tree <- create_tree(100, 2, directed = FALSE) |> 
  activate(edges) |> 
  mutate(length = runif(n()))
ggraph(tree, 'unrooted', length = length) + 

Often unrooted trees have a branch length attached - this can be passed to both the dendrogram and unrooted layout to determine the length of each edge.

Matrix layouts

Many node-edge diagram layouts suffer from poor scalability, where edges will eventually begin to overlap to the extend that the plot becomes unintellible. One way to combat this is by only plotting subsets of the larger plot, but another approach is to choose a layout that avoids overlapping edges altogether. The matrix layout places each node on a diagonal and draws edges by drawing points or tiles at the intersection of the vertical and horizontal position of its terminal nodes. Using matrix layouts efficiently requires that you begin to recognise the specific patterns that different network topologies gives rise to. Further, it is important to recognise the large effect that the node order has on the look of the matrix layout:

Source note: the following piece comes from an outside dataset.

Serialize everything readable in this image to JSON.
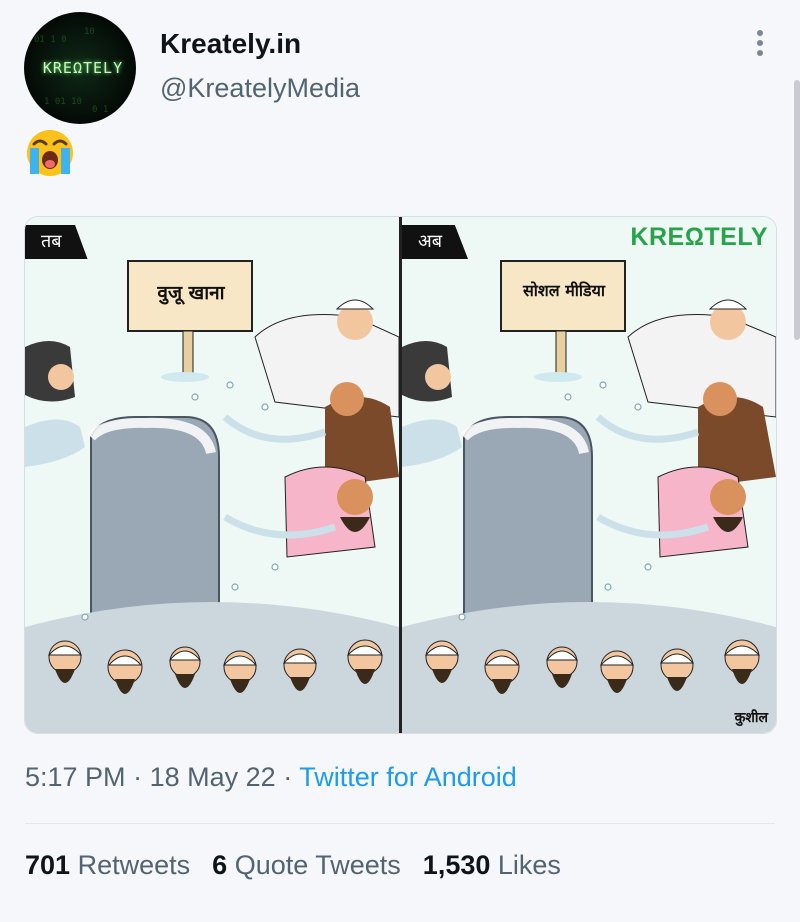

graph <- create_notable('zachary')
ggraph(graph, 'matrix', = node_rank_leafsort()) + 
  geom_edge_point(mirror = TRUE) + 
## Warning in .hclust_helper(x, control): control parameter method is deprecated.
## Use linkage instead!

ggraph(graph, 'matrix', = node_rank_spectral()) + 
  geom_edge_point(mirror = TRUE) + 

Fabric layouts

Another special layout that promises scalability is the biofabric layout (here named fabric to avoid it being ignored for non-biological networks). The fabric layout is special in that it positions nodes evenly spaced on the y-axis and then draws edges as vertical (and by extension, parallel) lines evenly separated as well, connecting the nodes. Nodes are drawn as horizontal lines spanning the extent of the edges that departs from it. As with matrix layouts the node ordering have a huge impact on the final look and interpreting the plot may take some getting used to.

ggraph(graph, 'fabric', = node_rank_fabric()) + 
  geom_node_range(colour = 'grey') + 
  geom_edge_span(end_shape = 'square') + 

Fabric layouts allow something called shadow edges where all edges are duplicated to make it easier to follow all edges originating from each node.

ggraph(graph, 'fabric', = node_rank_fabric(), shadow.edges =TRUE) + 
  geom_node_range(colour = 'grey') + 
  geom_edge_span(aes(filter = shadow_edge), colour ='lightblue' , end_shape = 'square') + 
  geom_edge_span(aes(filter = !shadow_edge), end_shape = 'square') + 

Spatial layouts

ggraph has a few layouts aimed at data where the node has a physical location. You may think this requires no layout at all and to some extent you are correct.

ggraph supports spatial networks through the sfnetworks package and grabs the node position and CRS from the data correctly when using the “sf” layout:

gr <- sfnetworks::as_sfnetwork(sfnetworks::roxel)
## Registered S3 methods overwritten by 'proxy':
##   method               from    
##   print.registry_field registry
##   print.registry_entry registry
ggraph(gr, 'sf') + 
  geom_edge_sf(aes(color = type)) + 
  geom_node_sf(size = 0.3)

Another type of spatial layout is the metro layout which takes in a prior position and attempts to make these positions fit into a grid-like structure, well known in railroad and metro maps.

gr <- create_notable('Walther')
# Use stress layout to come up with a initial position
prior <- create_layout(gr, 'stress')

# Optimise placement with metro layout
ggraph(gr, 'metro', x = prior$x, y = prior$y, grid_space = 1, max_movement = 50) + 
  geom_edge_link(width = 4) + 
  geom_node_point(size = 10) + 
  geom_edge_link(color = 'white', width = 1) + 
  geom_node_point(color = 'white', size = 4)

Want more?

Check out the other vignettes for more information on how to draw nodes and edges